If you buy preground or have a decent grinder and don’t mind the outlay then this is your best option. It’s high-quality pour-over coffee with none of the work. These new autodrips recreate the even distribution you get from a fancy gooseneck kettle spiral pour from your favorite hip coffee haunt.
The downside? It’s a hefty price tag for a beginner. A good quality autodrip will be $120 at a minimum. And don’t you dare think about cheaping out on one of these, it’s SCAA certified or nothing!
Biggest advantage? It’s all done for you. The only thing you can mess up is the grind.
Biggest weakness? High cost for a beginner. To get one that is worth having (i.e. is SCAA certified) you need to fork out over $100.
The Aeropress, that wonderful plastic piece of 21st-century wizardry has its own place on my forgiving methods list. The first thing I have to mention is this, and this is important, imagine a klaxon is blaring as I say it.
THIS IS FOR THE TEXTBOOK 30 SECOND AEROPRESS BREW
There’s lots of ways to use the Aeropress. Inverse method, 5-minute method, reverse-backflip-boxing method. Ok, I made the last one up. The point is that the Aeropress only has a space on this list for the brew type proposed by the manufacturer – fine grind, lowish temperature, and 10-second immersion then 20-second filtering.
This Aeropress brewing time is really short, only espresso can compete with it. A short brew time requires a fine grind. This avoids the issue of getting your cheap grinder to produce coarsely ground coffee while letting through a whole load of fines – the coffee is being ground fine already. If you’ve got a cheap grinder then it’s really difficult to make a bad brew. In addition, you’re using pressure to filter the coffee so those fines will not clog up and slow down the coffee which also makes it overextract. Win!
Of course, the Aeropress is not the easiest thing to use so you will have that to contend with. There’s the issue of pushing down on an unstable Aeropress+cup setup. I admit that more than once I’ve seen a freshly brewed coffee go flying across the floor.
Also putting the filter onto the Aeropress seems easy until you don’t put it on right and wonder why it takes you half a second to push the coffee down and now there’s ground coffee in your cup and oh no my coffee is ruined now. Which I’ve also done…

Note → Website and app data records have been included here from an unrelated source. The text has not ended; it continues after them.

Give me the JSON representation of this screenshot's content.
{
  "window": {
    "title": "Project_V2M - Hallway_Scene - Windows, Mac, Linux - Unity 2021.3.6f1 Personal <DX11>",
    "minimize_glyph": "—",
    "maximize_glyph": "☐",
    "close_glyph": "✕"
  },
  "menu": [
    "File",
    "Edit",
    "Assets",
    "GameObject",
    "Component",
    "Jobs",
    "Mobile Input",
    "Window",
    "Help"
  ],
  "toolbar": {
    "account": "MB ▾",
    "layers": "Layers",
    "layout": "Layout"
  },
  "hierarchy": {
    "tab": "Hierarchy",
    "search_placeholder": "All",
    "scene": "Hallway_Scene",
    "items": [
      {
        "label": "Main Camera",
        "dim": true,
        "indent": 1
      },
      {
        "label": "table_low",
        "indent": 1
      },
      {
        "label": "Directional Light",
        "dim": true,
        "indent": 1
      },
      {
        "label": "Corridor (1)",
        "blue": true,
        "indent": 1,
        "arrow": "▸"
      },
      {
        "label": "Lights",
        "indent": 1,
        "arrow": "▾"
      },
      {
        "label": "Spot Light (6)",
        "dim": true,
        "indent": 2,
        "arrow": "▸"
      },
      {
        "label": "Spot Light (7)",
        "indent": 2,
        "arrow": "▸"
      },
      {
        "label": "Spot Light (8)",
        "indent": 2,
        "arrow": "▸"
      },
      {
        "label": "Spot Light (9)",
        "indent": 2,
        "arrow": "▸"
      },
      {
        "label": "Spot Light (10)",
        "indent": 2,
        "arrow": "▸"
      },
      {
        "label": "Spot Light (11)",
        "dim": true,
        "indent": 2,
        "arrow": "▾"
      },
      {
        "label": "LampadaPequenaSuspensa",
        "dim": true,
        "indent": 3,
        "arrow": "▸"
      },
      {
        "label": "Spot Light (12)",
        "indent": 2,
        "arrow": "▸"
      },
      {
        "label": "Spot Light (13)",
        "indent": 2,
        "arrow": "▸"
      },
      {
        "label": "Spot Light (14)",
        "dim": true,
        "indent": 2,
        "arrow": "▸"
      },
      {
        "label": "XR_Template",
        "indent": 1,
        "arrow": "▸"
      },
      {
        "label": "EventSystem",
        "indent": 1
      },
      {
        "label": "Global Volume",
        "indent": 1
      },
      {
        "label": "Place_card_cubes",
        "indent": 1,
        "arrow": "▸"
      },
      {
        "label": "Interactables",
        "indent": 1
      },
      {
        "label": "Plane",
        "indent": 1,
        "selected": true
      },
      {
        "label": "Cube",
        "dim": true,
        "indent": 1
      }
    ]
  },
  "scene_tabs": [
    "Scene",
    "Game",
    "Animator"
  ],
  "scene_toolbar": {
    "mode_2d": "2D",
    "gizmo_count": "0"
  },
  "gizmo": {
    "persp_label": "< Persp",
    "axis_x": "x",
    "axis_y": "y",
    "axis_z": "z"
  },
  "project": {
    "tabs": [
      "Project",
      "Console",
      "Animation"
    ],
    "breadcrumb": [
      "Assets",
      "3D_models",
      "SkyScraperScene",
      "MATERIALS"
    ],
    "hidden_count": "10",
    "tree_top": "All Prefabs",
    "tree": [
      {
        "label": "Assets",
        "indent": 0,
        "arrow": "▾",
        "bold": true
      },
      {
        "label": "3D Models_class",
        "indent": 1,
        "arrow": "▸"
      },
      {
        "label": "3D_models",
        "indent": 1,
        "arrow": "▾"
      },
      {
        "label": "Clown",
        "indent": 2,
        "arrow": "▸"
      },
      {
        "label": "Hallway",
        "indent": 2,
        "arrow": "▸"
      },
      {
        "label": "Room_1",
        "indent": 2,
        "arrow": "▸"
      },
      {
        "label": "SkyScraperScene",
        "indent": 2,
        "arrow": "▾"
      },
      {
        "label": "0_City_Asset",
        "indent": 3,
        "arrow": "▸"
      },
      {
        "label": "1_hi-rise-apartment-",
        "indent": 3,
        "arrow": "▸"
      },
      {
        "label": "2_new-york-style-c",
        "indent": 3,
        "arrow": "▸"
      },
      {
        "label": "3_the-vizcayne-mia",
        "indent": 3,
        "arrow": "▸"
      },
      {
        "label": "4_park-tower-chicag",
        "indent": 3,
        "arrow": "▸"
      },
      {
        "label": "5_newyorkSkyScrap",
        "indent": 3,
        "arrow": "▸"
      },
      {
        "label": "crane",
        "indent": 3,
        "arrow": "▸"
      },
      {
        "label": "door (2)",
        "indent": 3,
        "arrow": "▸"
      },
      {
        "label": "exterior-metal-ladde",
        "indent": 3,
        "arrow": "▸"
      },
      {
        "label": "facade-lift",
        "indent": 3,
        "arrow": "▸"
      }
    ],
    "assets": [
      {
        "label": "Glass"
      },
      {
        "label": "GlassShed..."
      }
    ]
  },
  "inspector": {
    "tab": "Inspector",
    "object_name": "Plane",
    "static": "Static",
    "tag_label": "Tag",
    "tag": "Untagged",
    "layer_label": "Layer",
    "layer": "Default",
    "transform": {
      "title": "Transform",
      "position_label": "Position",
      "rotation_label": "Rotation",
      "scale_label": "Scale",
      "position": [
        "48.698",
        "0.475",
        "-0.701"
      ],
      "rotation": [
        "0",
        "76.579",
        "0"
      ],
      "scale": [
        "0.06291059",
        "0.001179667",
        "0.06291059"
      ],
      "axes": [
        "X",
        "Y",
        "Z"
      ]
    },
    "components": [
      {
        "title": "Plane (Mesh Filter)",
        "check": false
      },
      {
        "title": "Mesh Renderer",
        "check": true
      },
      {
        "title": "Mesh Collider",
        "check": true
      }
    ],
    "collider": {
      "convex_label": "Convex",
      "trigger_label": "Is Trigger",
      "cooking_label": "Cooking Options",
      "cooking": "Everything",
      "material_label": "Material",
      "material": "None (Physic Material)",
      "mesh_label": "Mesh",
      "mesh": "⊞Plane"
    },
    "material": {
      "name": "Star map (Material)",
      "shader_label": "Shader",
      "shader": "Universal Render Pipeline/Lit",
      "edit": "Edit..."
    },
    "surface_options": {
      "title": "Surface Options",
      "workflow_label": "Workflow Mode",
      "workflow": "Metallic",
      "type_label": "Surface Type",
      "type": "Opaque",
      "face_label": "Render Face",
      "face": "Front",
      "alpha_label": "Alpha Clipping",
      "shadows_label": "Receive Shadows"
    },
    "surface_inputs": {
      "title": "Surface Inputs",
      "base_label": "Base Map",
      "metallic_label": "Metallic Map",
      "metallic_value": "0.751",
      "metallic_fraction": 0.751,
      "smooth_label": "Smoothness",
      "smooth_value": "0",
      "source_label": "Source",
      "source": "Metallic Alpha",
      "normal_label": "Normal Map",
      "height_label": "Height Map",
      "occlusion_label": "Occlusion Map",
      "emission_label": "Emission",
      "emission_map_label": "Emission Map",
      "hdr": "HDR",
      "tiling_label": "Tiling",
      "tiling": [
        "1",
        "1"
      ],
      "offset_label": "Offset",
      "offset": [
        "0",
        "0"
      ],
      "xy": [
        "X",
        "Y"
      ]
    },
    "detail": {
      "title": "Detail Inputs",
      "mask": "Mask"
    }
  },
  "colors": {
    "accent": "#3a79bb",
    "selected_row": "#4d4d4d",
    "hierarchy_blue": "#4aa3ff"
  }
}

(Hm. Maybe I’m a beginner?)
Biggest advantage? The small brew time needs a very fine grind – good if you have a cheap grinder.
Biggest weakness? The process is a bit fiddly and very fast. You can’t leave your Aeropress for 3 minutes while you watch the news, it’ll be dead.
Assorted beginner tips
If you’re reading this article it’s likely you’re new to making coffee at home. Here’s some stuff you need to know.
– The best thing you can do to improve your coffee is to get freshly roasted coffee beans. There are easy but solid options online, but if you’re willing to scout out your local area there are jewels to be found.
– The second best thing you can do to improve your coffee is to get a good grind – that means the chunks of coffee are even. A consistent and even grind means the coffee is extracted correctly and will leave you with a cup so smooth tasting you’ll wonder how you ever dealt without it. And you will actually be able to taste those notes of blueberry it tells you about on the bag. Really.
A good grinder is mandatory for excellent coffee but anything less than $100 is a waste of time. If you’re not ready to invest that much yet, I recommend doing preground until you can. Here’s my articles on buying a good grinder, you can check out the hand grinder or the automatic grinder version.
– Got your beans, grinder and a nice and forgiving method to make coffee? All there’s left to do is practice! Don’t be discouraged if your coffee doesn’t blow your mind at first. It never does. Just be persistent and always look to refine and improve what you’re doing. Pretty soon you’ll be gobsmacked with just how tasty that morning brew can be.